Dataset rows for apps and sites
* * * * *
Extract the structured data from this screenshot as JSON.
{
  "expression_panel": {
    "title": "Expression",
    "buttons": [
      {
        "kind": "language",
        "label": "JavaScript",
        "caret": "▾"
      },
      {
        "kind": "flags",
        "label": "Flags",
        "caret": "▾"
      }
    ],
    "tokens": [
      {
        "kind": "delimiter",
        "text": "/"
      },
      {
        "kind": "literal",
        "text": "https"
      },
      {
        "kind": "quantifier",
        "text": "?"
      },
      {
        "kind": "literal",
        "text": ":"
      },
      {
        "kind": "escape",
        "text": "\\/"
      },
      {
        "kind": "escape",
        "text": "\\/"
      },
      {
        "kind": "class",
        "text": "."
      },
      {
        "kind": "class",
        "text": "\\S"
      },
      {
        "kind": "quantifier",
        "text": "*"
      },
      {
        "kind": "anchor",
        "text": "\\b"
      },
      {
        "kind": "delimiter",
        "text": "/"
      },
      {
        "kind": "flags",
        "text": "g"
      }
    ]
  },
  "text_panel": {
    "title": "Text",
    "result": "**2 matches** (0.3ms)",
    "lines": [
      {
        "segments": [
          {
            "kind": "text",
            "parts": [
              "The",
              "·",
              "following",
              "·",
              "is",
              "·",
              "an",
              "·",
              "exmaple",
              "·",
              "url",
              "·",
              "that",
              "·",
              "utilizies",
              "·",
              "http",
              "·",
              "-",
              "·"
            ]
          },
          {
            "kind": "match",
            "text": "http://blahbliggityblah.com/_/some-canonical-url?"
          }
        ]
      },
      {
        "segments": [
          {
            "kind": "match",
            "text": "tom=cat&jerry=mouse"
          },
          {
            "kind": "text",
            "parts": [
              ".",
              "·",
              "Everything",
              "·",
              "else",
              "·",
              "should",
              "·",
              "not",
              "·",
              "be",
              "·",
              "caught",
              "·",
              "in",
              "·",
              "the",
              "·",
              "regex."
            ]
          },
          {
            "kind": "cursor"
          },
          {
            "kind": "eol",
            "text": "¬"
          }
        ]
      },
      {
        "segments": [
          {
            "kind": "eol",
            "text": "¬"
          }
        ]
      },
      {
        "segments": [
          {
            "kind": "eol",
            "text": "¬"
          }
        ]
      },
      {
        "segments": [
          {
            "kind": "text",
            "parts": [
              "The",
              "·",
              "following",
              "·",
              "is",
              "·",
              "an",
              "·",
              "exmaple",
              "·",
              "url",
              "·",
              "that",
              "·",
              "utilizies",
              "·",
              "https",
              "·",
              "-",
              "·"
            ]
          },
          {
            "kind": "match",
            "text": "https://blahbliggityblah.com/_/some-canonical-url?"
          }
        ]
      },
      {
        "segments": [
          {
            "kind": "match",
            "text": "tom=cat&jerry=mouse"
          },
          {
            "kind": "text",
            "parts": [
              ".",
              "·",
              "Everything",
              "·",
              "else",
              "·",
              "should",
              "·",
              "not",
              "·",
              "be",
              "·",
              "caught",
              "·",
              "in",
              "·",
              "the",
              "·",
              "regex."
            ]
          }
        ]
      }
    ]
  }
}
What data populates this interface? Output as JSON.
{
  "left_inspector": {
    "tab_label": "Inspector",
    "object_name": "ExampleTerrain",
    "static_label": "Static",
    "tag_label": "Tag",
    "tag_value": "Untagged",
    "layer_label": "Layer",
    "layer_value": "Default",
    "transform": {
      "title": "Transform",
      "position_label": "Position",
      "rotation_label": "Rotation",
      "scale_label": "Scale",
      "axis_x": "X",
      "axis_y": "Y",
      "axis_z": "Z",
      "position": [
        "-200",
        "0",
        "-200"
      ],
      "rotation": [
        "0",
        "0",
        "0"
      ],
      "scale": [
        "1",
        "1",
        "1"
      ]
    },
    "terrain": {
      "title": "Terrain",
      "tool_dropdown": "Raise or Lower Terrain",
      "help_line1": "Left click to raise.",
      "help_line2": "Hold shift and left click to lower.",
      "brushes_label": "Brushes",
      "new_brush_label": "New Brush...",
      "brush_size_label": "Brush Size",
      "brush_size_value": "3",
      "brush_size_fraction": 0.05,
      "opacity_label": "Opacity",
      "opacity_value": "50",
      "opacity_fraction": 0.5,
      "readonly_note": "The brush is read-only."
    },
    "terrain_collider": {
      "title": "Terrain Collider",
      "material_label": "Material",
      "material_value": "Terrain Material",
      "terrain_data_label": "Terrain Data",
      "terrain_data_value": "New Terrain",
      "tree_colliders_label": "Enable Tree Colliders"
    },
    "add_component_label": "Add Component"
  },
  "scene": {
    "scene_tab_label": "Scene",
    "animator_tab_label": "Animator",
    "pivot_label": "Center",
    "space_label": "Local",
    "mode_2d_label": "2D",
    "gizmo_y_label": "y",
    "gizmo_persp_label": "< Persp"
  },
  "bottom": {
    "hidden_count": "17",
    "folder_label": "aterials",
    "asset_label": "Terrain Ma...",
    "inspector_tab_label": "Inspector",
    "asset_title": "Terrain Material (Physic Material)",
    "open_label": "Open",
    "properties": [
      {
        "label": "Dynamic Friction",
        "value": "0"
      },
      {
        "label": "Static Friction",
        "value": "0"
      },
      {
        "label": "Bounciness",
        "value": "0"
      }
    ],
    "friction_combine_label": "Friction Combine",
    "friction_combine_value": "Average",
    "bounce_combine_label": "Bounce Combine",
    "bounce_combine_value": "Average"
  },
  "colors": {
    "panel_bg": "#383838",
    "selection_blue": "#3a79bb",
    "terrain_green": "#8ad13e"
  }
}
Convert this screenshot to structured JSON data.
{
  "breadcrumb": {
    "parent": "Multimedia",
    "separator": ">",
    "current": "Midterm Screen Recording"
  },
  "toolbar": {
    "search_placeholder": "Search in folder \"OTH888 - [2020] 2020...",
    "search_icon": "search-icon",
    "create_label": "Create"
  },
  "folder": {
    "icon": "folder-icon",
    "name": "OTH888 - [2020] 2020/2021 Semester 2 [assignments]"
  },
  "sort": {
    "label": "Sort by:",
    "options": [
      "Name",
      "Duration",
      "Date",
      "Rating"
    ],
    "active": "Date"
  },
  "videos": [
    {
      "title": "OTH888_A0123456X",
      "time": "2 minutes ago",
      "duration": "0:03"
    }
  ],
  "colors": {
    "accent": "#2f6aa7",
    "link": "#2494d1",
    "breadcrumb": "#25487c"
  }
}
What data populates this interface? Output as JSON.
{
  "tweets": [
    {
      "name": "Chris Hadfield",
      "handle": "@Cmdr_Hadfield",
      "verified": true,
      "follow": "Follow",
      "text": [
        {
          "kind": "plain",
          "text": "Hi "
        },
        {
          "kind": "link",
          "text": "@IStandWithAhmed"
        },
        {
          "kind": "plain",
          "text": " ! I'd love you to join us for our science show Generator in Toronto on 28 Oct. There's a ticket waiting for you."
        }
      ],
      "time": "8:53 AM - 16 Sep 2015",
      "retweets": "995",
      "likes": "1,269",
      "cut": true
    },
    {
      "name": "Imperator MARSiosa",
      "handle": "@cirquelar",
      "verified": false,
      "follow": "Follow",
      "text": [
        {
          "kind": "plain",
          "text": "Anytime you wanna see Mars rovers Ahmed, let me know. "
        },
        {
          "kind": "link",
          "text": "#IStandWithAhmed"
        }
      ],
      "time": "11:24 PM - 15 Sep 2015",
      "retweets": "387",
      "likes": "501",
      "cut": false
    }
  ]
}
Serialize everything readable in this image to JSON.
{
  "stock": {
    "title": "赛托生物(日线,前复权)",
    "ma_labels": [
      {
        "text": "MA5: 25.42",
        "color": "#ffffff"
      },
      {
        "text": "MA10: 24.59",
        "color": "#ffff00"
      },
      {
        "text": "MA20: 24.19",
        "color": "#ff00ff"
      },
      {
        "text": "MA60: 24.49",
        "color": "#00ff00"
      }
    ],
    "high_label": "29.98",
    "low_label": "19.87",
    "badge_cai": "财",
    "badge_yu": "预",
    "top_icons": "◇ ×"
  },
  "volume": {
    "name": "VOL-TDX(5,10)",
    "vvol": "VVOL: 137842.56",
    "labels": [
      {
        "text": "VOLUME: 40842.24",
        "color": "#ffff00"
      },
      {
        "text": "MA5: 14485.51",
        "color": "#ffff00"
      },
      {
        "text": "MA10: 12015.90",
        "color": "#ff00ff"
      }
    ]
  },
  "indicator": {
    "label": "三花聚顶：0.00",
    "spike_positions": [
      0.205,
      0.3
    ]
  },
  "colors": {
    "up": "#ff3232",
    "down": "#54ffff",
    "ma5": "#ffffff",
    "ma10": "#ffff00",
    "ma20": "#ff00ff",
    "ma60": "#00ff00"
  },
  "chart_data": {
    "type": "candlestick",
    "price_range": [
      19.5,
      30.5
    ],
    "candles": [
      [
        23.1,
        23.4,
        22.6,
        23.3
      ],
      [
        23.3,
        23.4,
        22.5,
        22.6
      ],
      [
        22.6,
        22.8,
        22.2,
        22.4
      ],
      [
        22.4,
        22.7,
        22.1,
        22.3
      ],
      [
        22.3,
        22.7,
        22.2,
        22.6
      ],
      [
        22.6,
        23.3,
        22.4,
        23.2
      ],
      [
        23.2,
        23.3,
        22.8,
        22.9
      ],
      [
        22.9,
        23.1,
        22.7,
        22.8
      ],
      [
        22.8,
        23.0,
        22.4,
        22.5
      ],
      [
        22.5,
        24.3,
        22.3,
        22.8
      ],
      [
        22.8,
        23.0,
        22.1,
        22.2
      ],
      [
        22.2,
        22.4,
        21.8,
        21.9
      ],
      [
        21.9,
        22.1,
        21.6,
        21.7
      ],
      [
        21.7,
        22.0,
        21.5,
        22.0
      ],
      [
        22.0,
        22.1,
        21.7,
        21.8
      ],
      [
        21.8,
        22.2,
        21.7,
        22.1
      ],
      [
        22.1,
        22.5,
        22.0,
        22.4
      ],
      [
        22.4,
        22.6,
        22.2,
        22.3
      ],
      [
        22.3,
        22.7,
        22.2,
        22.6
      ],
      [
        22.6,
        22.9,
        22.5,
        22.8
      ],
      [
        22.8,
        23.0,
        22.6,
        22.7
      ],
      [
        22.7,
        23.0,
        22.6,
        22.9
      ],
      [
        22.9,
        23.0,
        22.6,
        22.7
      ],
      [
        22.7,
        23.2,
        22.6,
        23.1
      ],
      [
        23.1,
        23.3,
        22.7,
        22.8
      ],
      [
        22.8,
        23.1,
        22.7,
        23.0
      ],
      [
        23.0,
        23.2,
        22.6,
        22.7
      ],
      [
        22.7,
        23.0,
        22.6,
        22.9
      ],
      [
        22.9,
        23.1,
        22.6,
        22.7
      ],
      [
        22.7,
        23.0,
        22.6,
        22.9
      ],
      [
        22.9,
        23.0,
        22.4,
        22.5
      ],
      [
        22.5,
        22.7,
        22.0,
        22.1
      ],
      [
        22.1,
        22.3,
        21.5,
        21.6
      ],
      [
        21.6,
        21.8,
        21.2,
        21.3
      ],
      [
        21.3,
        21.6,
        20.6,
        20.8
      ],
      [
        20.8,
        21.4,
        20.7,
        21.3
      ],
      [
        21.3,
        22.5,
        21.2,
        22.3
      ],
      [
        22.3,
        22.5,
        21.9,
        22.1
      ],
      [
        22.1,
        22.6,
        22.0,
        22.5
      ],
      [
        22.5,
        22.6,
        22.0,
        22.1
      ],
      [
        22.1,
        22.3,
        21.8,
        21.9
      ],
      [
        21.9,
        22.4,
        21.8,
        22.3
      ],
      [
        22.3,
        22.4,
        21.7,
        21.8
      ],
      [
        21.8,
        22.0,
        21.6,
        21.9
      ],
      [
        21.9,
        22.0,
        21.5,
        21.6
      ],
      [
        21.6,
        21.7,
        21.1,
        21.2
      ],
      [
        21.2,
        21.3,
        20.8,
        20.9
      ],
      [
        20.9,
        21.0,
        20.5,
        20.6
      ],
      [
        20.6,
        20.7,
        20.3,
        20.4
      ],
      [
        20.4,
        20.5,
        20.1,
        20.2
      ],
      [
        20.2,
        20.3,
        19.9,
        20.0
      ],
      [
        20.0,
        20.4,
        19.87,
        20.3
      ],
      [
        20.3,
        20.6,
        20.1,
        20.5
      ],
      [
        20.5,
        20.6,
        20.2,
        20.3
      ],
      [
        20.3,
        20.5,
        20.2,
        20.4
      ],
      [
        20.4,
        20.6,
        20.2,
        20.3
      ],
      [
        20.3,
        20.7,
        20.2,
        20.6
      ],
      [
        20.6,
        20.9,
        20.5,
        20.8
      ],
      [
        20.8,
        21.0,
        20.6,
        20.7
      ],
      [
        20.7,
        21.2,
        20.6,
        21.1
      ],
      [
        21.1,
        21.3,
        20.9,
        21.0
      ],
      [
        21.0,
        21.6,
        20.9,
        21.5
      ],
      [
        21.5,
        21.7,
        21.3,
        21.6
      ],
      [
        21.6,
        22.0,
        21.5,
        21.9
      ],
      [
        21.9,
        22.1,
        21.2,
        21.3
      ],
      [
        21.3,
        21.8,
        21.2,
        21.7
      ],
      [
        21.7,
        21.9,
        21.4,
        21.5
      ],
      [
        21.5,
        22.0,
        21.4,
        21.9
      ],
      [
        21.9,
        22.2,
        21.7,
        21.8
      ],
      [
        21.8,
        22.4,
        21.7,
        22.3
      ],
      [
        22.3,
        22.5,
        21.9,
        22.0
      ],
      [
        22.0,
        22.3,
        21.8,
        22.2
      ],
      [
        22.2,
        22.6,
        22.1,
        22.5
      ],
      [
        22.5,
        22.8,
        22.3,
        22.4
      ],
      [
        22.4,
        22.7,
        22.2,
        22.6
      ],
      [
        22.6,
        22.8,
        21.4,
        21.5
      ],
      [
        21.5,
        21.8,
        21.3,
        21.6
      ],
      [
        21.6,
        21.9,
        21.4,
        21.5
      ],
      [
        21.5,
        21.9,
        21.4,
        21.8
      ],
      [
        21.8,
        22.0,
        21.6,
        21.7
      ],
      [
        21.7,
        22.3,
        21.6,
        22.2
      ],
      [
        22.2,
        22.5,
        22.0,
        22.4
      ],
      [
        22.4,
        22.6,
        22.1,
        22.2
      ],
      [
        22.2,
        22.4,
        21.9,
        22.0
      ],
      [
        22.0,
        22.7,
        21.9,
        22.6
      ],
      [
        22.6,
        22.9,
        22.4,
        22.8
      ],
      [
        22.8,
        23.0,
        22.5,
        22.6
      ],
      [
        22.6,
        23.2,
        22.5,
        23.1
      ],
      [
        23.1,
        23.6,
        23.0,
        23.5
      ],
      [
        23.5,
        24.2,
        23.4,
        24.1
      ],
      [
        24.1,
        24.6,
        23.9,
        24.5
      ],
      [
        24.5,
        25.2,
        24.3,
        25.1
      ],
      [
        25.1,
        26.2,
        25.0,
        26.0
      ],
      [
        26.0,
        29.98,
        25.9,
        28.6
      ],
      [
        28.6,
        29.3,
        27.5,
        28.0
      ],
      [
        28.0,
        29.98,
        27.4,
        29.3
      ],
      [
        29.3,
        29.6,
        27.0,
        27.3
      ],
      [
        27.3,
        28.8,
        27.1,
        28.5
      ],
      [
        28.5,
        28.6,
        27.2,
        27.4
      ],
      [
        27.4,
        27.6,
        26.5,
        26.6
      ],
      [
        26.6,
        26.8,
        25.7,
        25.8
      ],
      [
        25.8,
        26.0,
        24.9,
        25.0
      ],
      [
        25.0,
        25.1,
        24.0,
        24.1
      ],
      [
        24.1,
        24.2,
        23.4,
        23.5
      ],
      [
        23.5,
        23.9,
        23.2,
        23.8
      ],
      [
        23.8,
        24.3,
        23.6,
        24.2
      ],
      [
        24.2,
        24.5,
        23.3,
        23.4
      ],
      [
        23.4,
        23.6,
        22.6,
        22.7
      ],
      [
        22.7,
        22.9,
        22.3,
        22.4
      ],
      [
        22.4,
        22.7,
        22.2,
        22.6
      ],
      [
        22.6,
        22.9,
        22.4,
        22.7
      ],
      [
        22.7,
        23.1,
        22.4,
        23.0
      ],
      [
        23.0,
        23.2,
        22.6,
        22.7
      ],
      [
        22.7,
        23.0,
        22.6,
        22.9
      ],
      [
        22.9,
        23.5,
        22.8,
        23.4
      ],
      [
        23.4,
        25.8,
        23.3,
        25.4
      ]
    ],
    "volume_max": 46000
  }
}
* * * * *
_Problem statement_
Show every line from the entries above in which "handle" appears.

_Expected answer_
      "handle": "@Cmdr_Hadfield",
      "handle": "@cirquelar",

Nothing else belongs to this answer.